[Given information]

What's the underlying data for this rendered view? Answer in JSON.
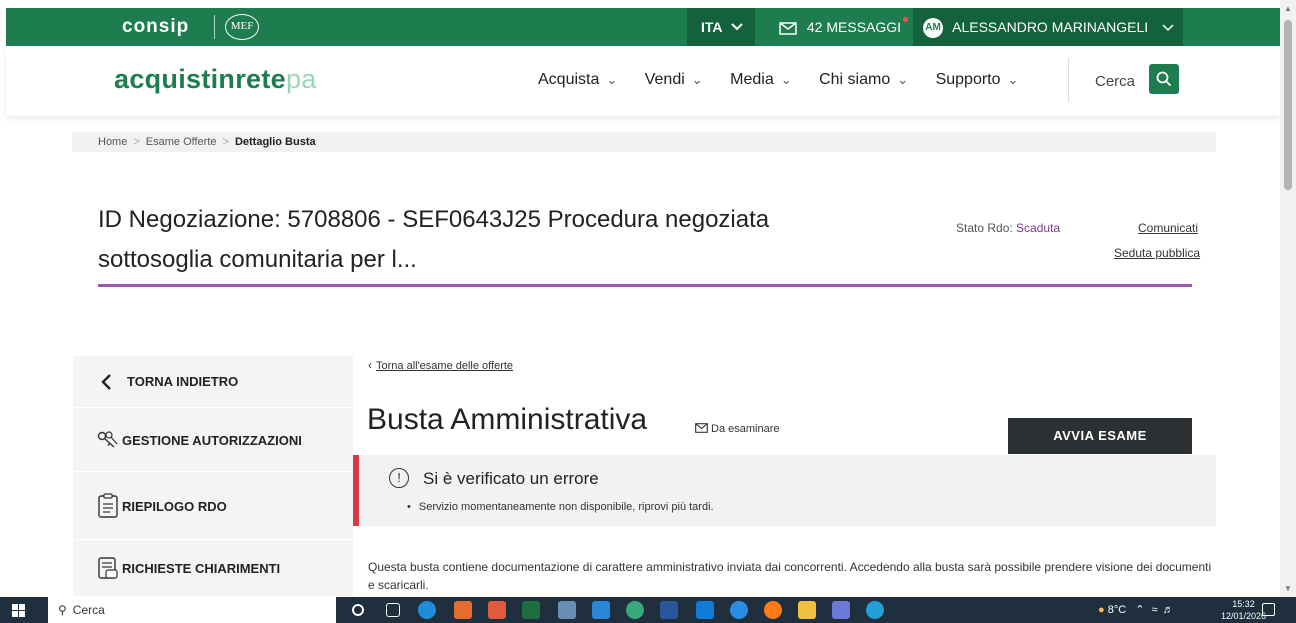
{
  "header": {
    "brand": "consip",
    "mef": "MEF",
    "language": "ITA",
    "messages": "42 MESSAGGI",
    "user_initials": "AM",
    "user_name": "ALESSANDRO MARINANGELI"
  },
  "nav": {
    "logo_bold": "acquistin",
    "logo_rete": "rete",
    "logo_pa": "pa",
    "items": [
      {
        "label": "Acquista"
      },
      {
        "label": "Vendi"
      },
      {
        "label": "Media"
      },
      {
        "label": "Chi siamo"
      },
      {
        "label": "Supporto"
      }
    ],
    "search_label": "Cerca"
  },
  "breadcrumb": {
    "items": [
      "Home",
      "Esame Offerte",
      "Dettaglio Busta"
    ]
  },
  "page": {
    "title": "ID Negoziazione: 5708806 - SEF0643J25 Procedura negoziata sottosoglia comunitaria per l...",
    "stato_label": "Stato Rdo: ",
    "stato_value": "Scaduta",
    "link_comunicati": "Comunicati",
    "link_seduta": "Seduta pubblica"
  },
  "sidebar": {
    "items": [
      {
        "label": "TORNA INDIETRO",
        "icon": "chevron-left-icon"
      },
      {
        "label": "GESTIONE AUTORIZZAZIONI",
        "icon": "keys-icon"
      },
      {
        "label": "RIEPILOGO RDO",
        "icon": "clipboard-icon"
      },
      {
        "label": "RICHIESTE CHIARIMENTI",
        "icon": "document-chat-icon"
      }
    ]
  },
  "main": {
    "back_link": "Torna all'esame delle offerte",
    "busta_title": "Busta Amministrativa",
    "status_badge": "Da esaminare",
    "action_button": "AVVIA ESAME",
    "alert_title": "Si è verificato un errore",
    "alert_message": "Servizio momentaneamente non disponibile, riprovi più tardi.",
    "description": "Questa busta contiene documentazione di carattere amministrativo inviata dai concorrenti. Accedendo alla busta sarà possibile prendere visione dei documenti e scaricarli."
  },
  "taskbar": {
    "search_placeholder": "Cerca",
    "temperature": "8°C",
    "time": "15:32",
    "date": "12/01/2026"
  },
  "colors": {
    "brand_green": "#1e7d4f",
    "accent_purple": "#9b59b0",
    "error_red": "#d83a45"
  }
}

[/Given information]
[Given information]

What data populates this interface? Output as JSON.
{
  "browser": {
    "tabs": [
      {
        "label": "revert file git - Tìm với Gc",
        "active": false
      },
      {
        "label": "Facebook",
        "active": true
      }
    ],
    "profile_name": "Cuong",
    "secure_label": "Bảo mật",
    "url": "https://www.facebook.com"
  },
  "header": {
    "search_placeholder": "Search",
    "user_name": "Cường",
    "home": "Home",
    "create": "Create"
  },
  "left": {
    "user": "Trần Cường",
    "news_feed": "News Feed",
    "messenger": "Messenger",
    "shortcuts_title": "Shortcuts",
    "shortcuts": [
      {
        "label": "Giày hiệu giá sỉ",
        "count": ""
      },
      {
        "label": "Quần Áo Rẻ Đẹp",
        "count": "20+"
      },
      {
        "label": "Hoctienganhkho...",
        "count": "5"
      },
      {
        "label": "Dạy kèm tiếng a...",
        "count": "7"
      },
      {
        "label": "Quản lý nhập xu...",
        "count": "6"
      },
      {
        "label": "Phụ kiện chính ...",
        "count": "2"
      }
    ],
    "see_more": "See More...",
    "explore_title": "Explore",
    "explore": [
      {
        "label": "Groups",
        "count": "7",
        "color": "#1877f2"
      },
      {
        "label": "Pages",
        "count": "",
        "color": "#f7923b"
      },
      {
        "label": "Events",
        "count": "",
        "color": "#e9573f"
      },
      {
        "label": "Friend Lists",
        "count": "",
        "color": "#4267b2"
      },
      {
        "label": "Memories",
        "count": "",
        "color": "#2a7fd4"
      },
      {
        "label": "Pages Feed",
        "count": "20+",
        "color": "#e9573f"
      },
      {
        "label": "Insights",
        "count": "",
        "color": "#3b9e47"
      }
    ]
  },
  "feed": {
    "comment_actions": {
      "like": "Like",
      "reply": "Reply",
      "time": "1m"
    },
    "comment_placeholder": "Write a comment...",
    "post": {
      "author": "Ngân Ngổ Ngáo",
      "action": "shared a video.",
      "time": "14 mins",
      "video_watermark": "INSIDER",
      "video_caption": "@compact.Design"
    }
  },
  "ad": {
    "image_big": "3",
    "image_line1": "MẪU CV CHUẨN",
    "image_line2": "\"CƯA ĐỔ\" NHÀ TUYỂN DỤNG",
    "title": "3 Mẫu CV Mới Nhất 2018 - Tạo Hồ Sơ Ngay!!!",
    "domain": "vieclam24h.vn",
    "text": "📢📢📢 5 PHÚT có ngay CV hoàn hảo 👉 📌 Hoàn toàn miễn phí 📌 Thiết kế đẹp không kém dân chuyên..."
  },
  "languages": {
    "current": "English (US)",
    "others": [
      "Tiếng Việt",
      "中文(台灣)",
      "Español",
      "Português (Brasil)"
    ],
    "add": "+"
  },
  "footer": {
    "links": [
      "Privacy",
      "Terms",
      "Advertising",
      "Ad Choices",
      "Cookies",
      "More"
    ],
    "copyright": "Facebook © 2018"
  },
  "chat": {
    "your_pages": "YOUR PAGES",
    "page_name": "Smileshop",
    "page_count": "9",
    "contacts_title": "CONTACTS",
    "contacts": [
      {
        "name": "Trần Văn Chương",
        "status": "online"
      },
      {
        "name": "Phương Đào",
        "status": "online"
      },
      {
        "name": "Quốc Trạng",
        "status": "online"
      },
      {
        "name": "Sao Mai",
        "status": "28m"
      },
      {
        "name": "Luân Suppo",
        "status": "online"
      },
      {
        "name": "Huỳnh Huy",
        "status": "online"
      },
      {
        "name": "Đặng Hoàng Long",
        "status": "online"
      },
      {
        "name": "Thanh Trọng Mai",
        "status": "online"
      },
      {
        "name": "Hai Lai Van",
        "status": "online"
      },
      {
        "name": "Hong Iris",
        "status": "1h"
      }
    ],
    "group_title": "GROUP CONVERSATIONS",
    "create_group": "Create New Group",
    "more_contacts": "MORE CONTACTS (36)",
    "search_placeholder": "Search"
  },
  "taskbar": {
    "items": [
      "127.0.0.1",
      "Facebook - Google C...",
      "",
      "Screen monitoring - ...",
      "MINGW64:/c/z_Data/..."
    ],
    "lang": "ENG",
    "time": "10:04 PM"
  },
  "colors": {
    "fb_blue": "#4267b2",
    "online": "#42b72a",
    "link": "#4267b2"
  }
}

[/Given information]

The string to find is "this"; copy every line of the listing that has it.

What's the underlying data for this rendered view? Answer in JSON.
What data populates this interface? Output as JSON.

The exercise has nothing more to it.